London Health Programmes is using the profiles to inform work with maternity experts across the capital to develop clinical commissioning standards on specific parts of the maternity care pathway that require care from acute clinicians. This includes labour and delivery antenatal referrals and admissions, and immediate postnatal care.
London Health Programmes Director Michael Wilson said: “We hope that the profiles will inform more maternity service improvements across London. The profiles benchmark areas of strength and highlight where improvement is needed. We hope that they will be very useful to those in the public health and clinical commissioning fields. Several local areas are already using the profile data to improve local services.”
Trish Morris-Thompson, chief nurse at NHS London, said: “Giving pregnant women the right care and support at the earliest available opportunity to ensure babies have the best start in life is a priority for NHS London.
“In London we have worked hard to give women support at the start of their pregnancy, launching a programme to encourage women to have their first booking appointment before they reach 12 weeks, where they can discuss lifestyle factors such as diet and alcohol and smoking intake as well as consider screening. We are aware of the impact of these lifestyle factors on the development of the baby and on avoiding later complications in pregnancy. We welcome the publication of these profiles which for example highlight the need for women to engage with antenatal services and show areas in London where we are doing well and where we need to improve.
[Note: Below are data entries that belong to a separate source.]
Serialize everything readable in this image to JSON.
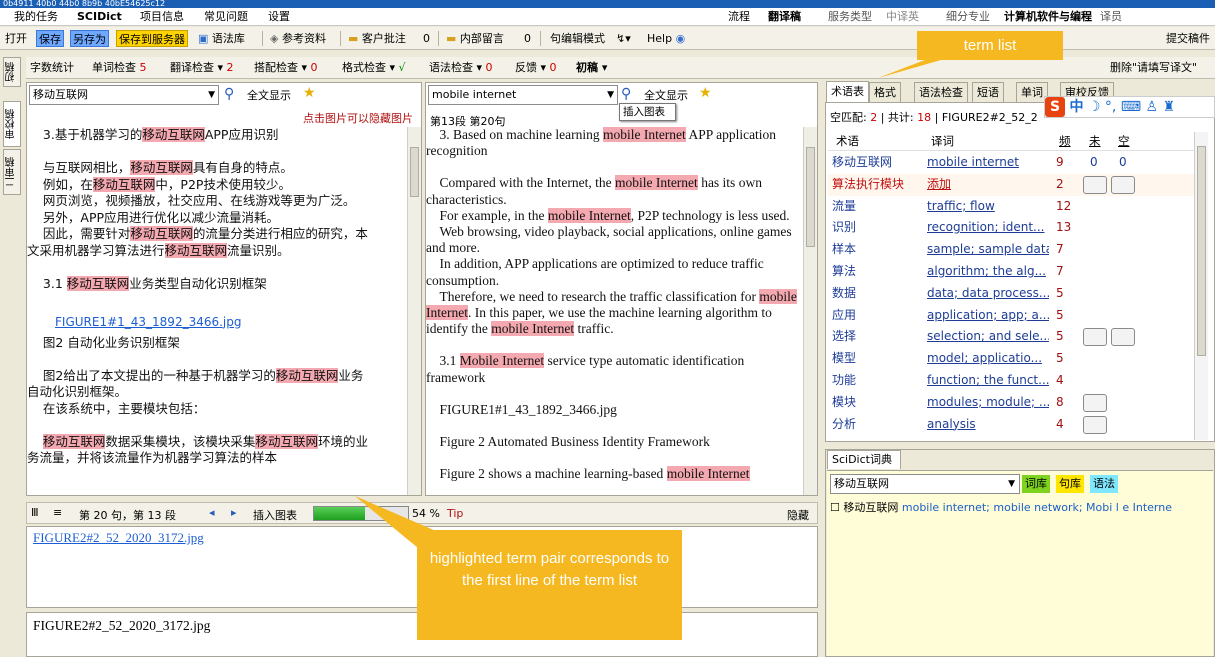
{
  "titlebar": {
    "text": "0b4911 40b0 44b0 8b9b 40bE54625c12"
  },
  "menu": {
    "items": [
      "我的任务",
      "SCIDict",
      "项目信息",
      "常见问题",
      "设置"
    ],
    "right_items": [
      "流程",
      "翻译稿",
      "服务类型",
      "中译英",
      "细分专业",
      "计算机软件与编程",
      "译员"
    ]
  },
  "toolbar": {
    "open": "打开",
    "save": "保存",
    "save_as": "另存为",
    "save_server": "保存到服务器",
    "glossary": "语法库",
    "reference": "参考资料",
    "client_note": "客户批注",
    "client_note_count": "0",
    "internal_msg": "内部留言",
    "internal_msg_count": "0",
    "sentence_mode": "句编辑模式",
    "help": "Help",
    "submit": "提交稿件"
  },
  "side_tabs": [
    "初稿",
    "审校稿",
    "二审稿"
  ],
  "checks": {
    "word_count": "字数统计",
    "word_check": "单词检查",
    "word_check_n": "5",
    "trans_check": "翻译检查",
    "trans_check_n": "2",
    "collocation": "搭配检查",
    "collocation_n": "0",
    "format": "格式检查",
    "format_mark": "√",
    "grammar": "语法检查",
    "grammar_n": "0",
    "feedback": "反馈",
    "feedback_n": "0",
    "first_draft": "初稿",
    "delete_fill": "删除\"请填写译文\""
  },
  "left_pane": {
    "search_value": "移动互联网",
    "show_all": "全文显示",
    "hide_hint": "点击图片可以隐藏图片",
    "lines": [
      {
        "pre": "    3.基于机器学习的",
        "hl": "移动互联网",
        "post": "APP应用识别"
      },
      {
        "pre": "",
        "hl": "",
        "post": ""
      },
      {
        "pre": "    与互联网相比，",
        "hl": "移动互联网",
        "post": "具有自身的特点。"
      },
      {
        "pre": "    例如，在",
        "hl": "移动互联网",
        "post": "中，P2P技术使用较少。"
      },
      {
        "pre": "    网页浏览，视频播放，社交应用、在线游戏等更为广泛。",
        "hl": "",
        "post": ""
      },
      {
        "pre": "    另外，APP应用进行优化以减少流量消耗。",
        "hl": "",
        "post": ""
      },
      {
        "pre": "    因此，需要针对",
        "hl": "移动互联网",
        "post": "的流量分类进行相应的研究，本"
      },
      {
        "pre": "文采用机器学习算法进行",
        "hl": "移动互联网",
        "post": "流量识别。"
      },
      {
        "pre": "",
        "hl": "",
        "post": ""
      },
      {
        "pre": "    3.1 ",
        "hl": "移动互联网",
        "post": "业务类型自动化识别框架"
      },
      {
        "pre": "",
        "hl": "",
        "post": ""
      }
    ],
    "figure_link": "FIGURE1#1_43_1892_3466.jpg",
    "lines2": [
      {
        "pre": "    图2 自动化业务识别框架",
        "hl": "",
        "post": ""
      },
      {
        "pre": "",
        "hl": "",
        "post": ""
      },
      {
        "pre": "    图2给出了本文提出的一种基于机器学习的",
        "hl": "移动互联网",
        "post": "业务"
      },
      {
        "pre": "自动化识别框架。",
        "hl": "",
        "post": ""
      },
      {
        "pre": "    在该系统中，主要模块包括：",
        "hl": "",
        "post": ""
      },
      {
        "pre": "",
        "hl": "",
        "post": ""
      },
      {
        "pre": "    ",
        "hl": "移动互联网",
        "post": "数据采集模块，该模块采集"
      },
      {
        "pre": "务流量，并将该流量作为机器学习算法的样本",
        "hl": "",
        "post": ""
      }
    ],
    "line_last_tail_hl": "移动互联网",
    "line_last_tail": "环境的业"
  },
  "mid_pane": {
    "search_value": "mobile internet",
    "insert_chart": "插入图表",
    "show_all": "全文显示",
    "position": "第13段  第20句",
    "p1_pre": "    3. Based on machine learning ",
    "p1_hl": "mobile Internet",
    "p1_post": " APP application recognition",
    "p2_pre": "    Compared with the Internet, the ",
    "p2_hl": "mobile Internet",
    "p2_post": " has its own characteristics.",
    "p3_pre": "    For example, in the ",
    "p3_hl": "mobile Internet",
    "p3_post": ", P2P technology is less used.",
    "p4": "    Web browsing, video playback, social applications, online games and more.",
    "p5": "    In addition, APP applications are optimized to reduce traffic consumption.",
    "p6_pre": "    Therefore, we need to research the traffic classification for ",
    "p6_hl": "mobile Internet",
    "p6_mid": ". In this paper, we use the machine learning algorithm to identify the ",
    "p6_hl2": "mobile Internet",
    "p6_post": " traffic.",
    "p7_pre": "    3.1 ",
    "p7_hl": "Mobile Internet",
    "p7_post": " service type automatic identification framework",
    "p8": "    FIGURE1#1_43_1892_3466.jpg",
    "p9": "    Figure 2 Automated Business Identity Framework",
    "p10_pre": "    Figure 2 shows a machine learning-based ",
    "p10_hl": "mobile Internet"
  },
  "status_bar": {
    "sentence_info": "第 20 句，第 13 段",
    "insert_chart": "插入图表",
    "progress_pct": 0.54,
    "progress_label": "54 %",
    "tip": "Tip",
    "hide": "隐藏"
  },
  "bottom": {
    "link": "FIGURE2#2_52_2020_3172.jpg",
    "input_text": "FIGURE2#2_52_2020_3172.jpg"
  },
  "right_tabs": [
    "术语表",
    "格式",
    "语法检查",
    "短语",
    "单词",
    "审校反馈"
  ],
  "term_info": {
    "blank_label": "空匹配:",
    "blank_n": "2",
    "total_label": "共计:",
    "total_n": "18",
    "file": "FIGURE2#2_52_2"
  },
  "term_headers": {
    "term": "术语",
    "trans": "译词",
    "freq": "频",
    "undone": "未",
    "empty": "空"
  },
  "terms": [
    {
      "term": "移动互联网",
      "trans": "mobile internet",
      "freq": "9",
      "undone": "0",
      "empty": "0"
    },
    {
      "term": "算法执行模块",
      "trans": "添加",
      "freq": "2",
      "undone": "",
      "empty": ""
    },
    {
      "term": "流量",
      "trans": "traffic; flow",
      "freq": "12",
      "undone": "",
      "empty": ""
    },
    {
      "term": "识别",
      "trans": "recognition; ident...",
      "freq": "13",
      "undone": "",
      "empty": ""
    },
    {
      "term": "样本",
      "trans": "sample; sample data",
      "freq": "7",
      "undone": "",
      "empty": ""
    },
    {
      "term": "算法",
      "trans": "algorithm; the alg...",
      "freq": "7",
      "undone": "",
      "empty": ""
    },
    {
      "term": "数据",
      "trans": "data; data process...",
      "freq": "5",
      "undone": "",
      "empty": ""
    },
    {
      "term": "应用",
      "trans": "application; app; a...",
      "freq": "5",
      "undone": "",
      "empty": ""
    },
    {
      "term": "选择",
      "trans": "selection; and sele...",
      "freq": "5",
      "undone": "",
      "empty": ""
    },
    {
      "term": "模型",
      "trans": "model; applicatio...",
      "freq": "5",
      "undone": "",
      "empty": ""
    },
    {
      "term": "功能",
      "trans": "function; the funct...",
      "freq": "4",
      "undone": "",
      "empty": ""
    },
    {
      "term": "模块",
      "trans": "modules; module; ...",
      "freq": "8",
      "undone": "",
      "empty": ""
    },
    {
      "term": "分析",
      "trans": "analysis",
      "freq": "4",
      "undone": "",
      "empty": ""
    }
  ],
  "dict": {
    "title": "SciDict词典",
    "search_value": "移动互联网",
    "btn_word": "词库",
    "btn_sentence": "句库",
    "btn_grammar": "语法",
    "entry_term": "移动互联网",
    "entry_trans": "mobile internet",
    "entry_rest": "; mobile network; Mobi l e Interne"
  },
  "ime": {
    "logo": "S",
    "label": "中"
  },
  "callouts": {
    "term_list": "term list",
    "highlighted": "highlighted term pair corresponds to the first line of the term list"
  },
  "colors": {
    "highlight": "#f4a8b0",
    "callout": "#f5b820",
    "blue_btn": "#6fa8ff",
    "yellow_btn": "#ffd400"
  }
}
“We have increased the number of midwives we employ, funding an extra 1,000 midwife posts in the last two years to match the increase in births in the capital and reduce our midwife : birth ratios, which are now largely in line with the national average. We have also worked on a programme to ensure all women in London have a choice of place of birth, including home birth and midwifery led care. This ensures women who are identified as low risk are offered midwifery led care, easing pressure in the high risk facilities enabling us to improve obstetric cover and 1:1 care.”
“All births should be healthy and happy occasions, and by finding out what we are doing well in areas of London and where extra support is needed, we can work to ensure a continuing high standard of maternity care in London.”
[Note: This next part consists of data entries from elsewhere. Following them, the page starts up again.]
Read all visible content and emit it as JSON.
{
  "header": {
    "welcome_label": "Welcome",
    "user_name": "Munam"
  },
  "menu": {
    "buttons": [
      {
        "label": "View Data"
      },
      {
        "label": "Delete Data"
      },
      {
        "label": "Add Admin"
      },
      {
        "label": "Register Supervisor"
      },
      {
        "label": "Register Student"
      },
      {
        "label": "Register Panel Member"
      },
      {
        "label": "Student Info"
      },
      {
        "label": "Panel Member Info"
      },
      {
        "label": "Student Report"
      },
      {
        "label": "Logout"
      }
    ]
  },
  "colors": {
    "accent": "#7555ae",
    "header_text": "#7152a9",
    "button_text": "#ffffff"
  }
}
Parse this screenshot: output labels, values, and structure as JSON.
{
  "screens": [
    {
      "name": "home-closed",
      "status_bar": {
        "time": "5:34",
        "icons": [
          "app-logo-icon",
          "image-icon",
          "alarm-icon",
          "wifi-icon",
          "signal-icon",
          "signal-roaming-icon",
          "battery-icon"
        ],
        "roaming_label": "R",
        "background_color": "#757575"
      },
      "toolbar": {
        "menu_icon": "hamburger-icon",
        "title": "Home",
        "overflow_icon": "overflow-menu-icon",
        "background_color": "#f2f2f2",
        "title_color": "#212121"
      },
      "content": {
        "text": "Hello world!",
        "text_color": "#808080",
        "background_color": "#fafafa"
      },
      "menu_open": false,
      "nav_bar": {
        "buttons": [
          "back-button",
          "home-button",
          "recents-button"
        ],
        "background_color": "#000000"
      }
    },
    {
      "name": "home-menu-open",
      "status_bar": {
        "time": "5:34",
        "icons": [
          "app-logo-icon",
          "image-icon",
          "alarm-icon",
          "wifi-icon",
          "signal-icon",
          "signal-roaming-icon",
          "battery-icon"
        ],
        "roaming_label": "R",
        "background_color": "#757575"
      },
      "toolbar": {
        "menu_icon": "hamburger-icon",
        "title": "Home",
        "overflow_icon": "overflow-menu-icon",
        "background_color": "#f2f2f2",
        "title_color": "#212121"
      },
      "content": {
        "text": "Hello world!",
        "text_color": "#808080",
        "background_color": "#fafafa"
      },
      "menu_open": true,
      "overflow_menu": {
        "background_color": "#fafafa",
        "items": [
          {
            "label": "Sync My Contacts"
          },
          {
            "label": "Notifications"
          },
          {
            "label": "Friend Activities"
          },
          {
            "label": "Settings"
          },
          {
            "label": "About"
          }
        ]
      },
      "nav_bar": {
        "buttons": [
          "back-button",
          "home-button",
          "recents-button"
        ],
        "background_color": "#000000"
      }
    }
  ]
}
The profiles are an enhancement to London Health Programme’s Health Needs Assessment Toolkit. Each profile is tailor-made to each local authority with content presented in easy to understand formats, such as a map detailing local birth rates, an at–a-glance view of indicators, an analysis of spend and outcomes, a chart showing within-area inequalities and individual data commentaries for each local authority area.